● DATA PROVIDED
━━━━━━━━

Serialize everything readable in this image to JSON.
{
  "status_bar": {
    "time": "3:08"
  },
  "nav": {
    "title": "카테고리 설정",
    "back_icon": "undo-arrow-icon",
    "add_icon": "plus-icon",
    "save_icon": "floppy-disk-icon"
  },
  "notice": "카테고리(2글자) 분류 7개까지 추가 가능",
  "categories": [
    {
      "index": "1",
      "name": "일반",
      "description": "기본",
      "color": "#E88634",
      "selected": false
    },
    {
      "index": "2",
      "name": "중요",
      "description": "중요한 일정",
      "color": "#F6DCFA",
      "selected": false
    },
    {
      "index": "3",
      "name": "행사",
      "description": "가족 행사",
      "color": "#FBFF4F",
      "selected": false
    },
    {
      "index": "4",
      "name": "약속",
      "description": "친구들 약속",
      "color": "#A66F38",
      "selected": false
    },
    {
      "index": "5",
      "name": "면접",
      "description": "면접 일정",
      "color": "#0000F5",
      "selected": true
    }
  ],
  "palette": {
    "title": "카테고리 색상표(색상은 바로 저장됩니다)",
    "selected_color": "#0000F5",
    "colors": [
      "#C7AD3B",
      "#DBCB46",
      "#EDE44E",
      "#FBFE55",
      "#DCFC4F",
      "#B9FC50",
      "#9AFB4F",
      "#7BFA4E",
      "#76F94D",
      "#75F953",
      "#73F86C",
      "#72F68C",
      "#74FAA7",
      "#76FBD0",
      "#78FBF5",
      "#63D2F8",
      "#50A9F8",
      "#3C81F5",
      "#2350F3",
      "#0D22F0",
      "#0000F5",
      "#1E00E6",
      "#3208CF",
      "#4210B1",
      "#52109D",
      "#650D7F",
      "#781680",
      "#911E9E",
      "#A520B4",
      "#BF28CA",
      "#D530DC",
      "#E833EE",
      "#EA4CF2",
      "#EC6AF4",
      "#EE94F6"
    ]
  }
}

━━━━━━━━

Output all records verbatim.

● RESPONSE
Serialize everything readable in this image to JSON.
{
  "status_bar": {
    "time": "3:08"
  },
  "nav": {
    "title": "카테고리 설정",
    "back_icon": "undo-arrow-icon",
    "add_icon": "plus-icon",
    "save_icon": "floppy-disk-icon"
  },
  "notice": "카테고리(2글자) 분류 7개까지 추가 가능",
  "categories": [
    {
      "index": "1",
      "name": "일반",
      "description": "기본",
      "color": "#E88634",
      "selected": false
    },
    {
      "index": "2",
      "name": "중요",
      "description": "중요한 일정",
      "color": "#F6DCFA",
      "selected": false
    },
    {
      "index": "3",
      "name": "행사",
      "description": "가족 행사",
      "color": "#FBFF4F",
      "selected": false
    },
    {
      "index": "4",
      "name": "약속",
      "description": "친구들 약속",
      "color": "#A66F38",
      "selected": false
    },
    {
      "index": "5",
      "name": "면접",
      "description": "면접 일정",
      "color": "#0000F5",
      "selected": true
    }
  ],
  "palette": {
    "title": "카테고리 색상표(색상은 바로 저장됩니다)",
    "selected_color": "#0000F5",
    "colors": [
      "#C7AD3B",
      "#DBCB46",
      "#EDE44E",
      "#FBFE55",
      "#DCFC4F",
      "#B9FC50",
      "#9AFB4F",
      "#7BFA4E",
      "#76F94D",
      "#75F953",
      "#73F86C",
      "#72F68C",
      "#74FAA7",
      "#76FBD0",
      "#78FBF5",
      "#63D2F8",
      "#50A9F8",
      "#3C81F5",
      "#2350F3",
      "#0D22F0",
      "#0000F5",
      "#1E00E6",
      "#3208CF",
      "#4210B1",
      "#52109D",
      "#650D7F",
      "#781680",
      "#911E9E",
      "#A520B4",
      "#BF28CA",
      "#D530DC",
      "#E833EE",
      "#EA4CF2",
      "#EC6AF4",
      "#EE94F6"
    ]
  }
}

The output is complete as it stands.